*** Opening PROVIDED MATERIAL ***

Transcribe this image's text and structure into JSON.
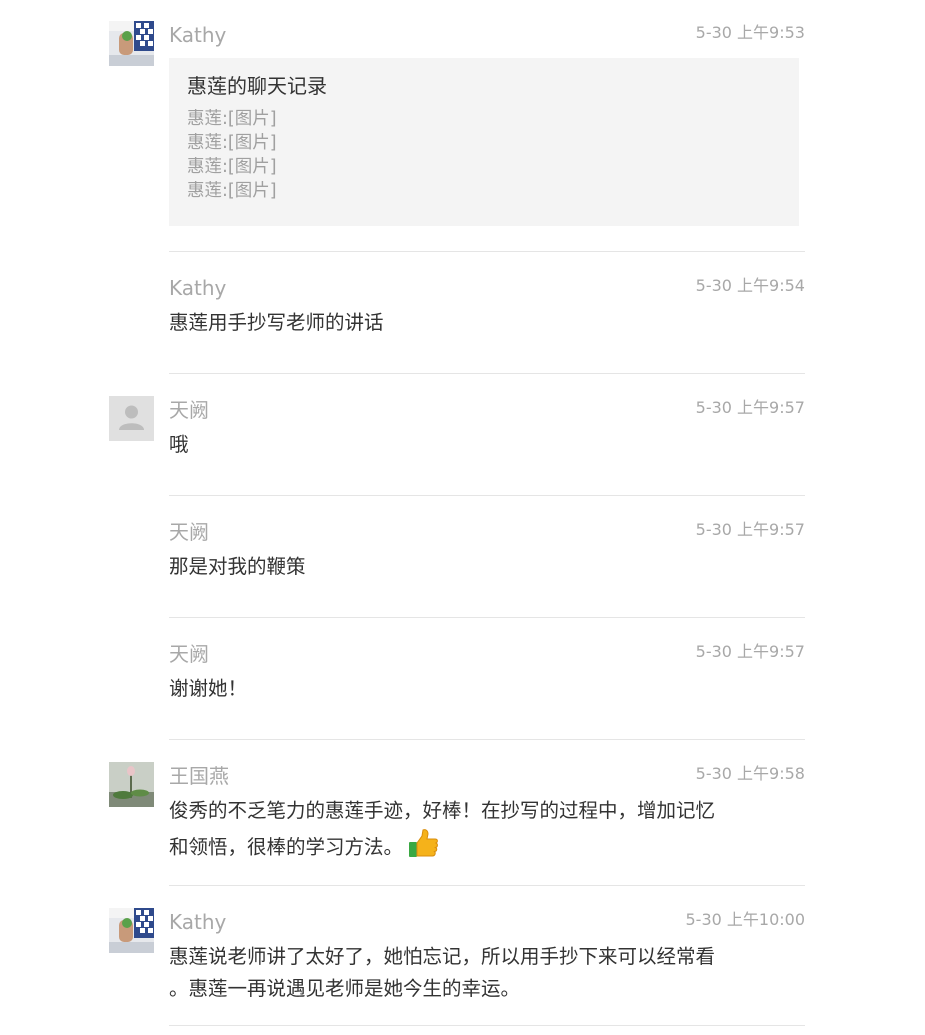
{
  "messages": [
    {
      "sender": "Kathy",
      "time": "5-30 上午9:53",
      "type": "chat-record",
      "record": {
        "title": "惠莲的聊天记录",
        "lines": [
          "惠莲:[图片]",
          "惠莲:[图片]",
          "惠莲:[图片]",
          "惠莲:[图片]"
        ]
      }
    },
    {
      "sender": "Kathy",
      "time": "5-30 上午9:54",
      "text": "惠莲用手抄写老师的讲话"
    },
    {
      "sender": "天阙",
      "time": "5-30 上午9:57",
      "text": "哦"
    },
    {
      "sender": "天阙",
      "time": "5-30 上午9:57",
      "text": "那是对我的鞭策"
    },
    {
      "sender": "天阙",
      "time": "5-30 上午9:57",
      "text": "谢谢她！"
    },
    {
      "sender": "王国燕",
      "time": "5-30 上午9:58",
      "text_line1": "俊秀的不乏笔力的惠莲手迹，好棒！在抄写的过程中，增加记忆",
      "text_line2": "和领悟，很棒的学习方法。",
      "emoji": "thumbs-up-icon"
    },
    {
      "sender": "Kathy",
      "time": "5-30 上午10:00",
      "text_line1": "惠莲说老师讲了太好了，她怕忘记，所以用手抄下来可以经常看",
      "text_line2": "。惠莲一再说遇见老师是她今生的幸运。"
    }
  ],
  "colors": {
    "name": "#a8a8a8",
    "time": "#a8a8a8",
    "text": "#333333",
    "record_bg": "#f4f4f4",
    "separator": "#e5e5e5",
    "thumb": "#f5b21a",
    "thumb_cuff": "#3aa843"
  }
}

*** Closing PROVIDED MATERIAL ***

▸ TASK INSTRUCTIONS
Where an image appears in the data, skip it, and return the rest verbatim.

▸ EXPECTED OUTPUT
Transcribe this image's text and structure into JSON.
{
  "messages": [
    {
      "sender": "Kathy",
      "time": "5-30 上午9:53",
      "type": "chat-record",
      "record": {
        "title": "惠莲的聊天记录",
        "lines": [
          "惠莲:[图片]",
          "惠莲:[图片]",
          "惠莲:[图片]",
          "惠莲:[图片]"
        ]
      }
    },
    {
      "sender": "Kathy",
      "time": "5-30 上午9:54",
      "text": "惠莲用手抄写老师的讲话"
    },
    {
      "sender": "天阙",
      "time": "5-30 上午9:57",
      "text": "哦"
    },
    {
      "sender": "天阙",
      "time": "5-30 上午9:57",
      "text": "那是对我的鞭策"
    },
    {
      "sender": "天阙",
      "time": "5-30 上午9:57",
      "text": "谢谢她！"
    },
    {
      "sender": "王国燕",
      "time": "5-30 上午9:58",
      "text_line1": "俊秀的不乏笔力的惠莲手迹，好棒！在抄写的过程中，增加记忆",
      "text_line2": "和领悟，很棒的学习方法。",
      "emoji": "thumbs-up-icon"
    },
    {
      "sender": "Kathy",
      "time": "5-30 上午10:00",
      "text_line1": "惠莲说老师讲了太好了，她怕忘记，所以用手抄下来可以经常看",
      "text_line2": "。惠莲一再说遇见老师是她今生的幸运。"
    }
  ],
  "colors": {
    "name": "#a8a8a8",
    "time": "#a8a8a8",
    "text": "#333333",
    "record_bg": "#f4f4f4",
    "separator": "#e5e5e5",
    "thumb": "#f5b21a",
    "thumb_cuff": "#3aa843"
  }
}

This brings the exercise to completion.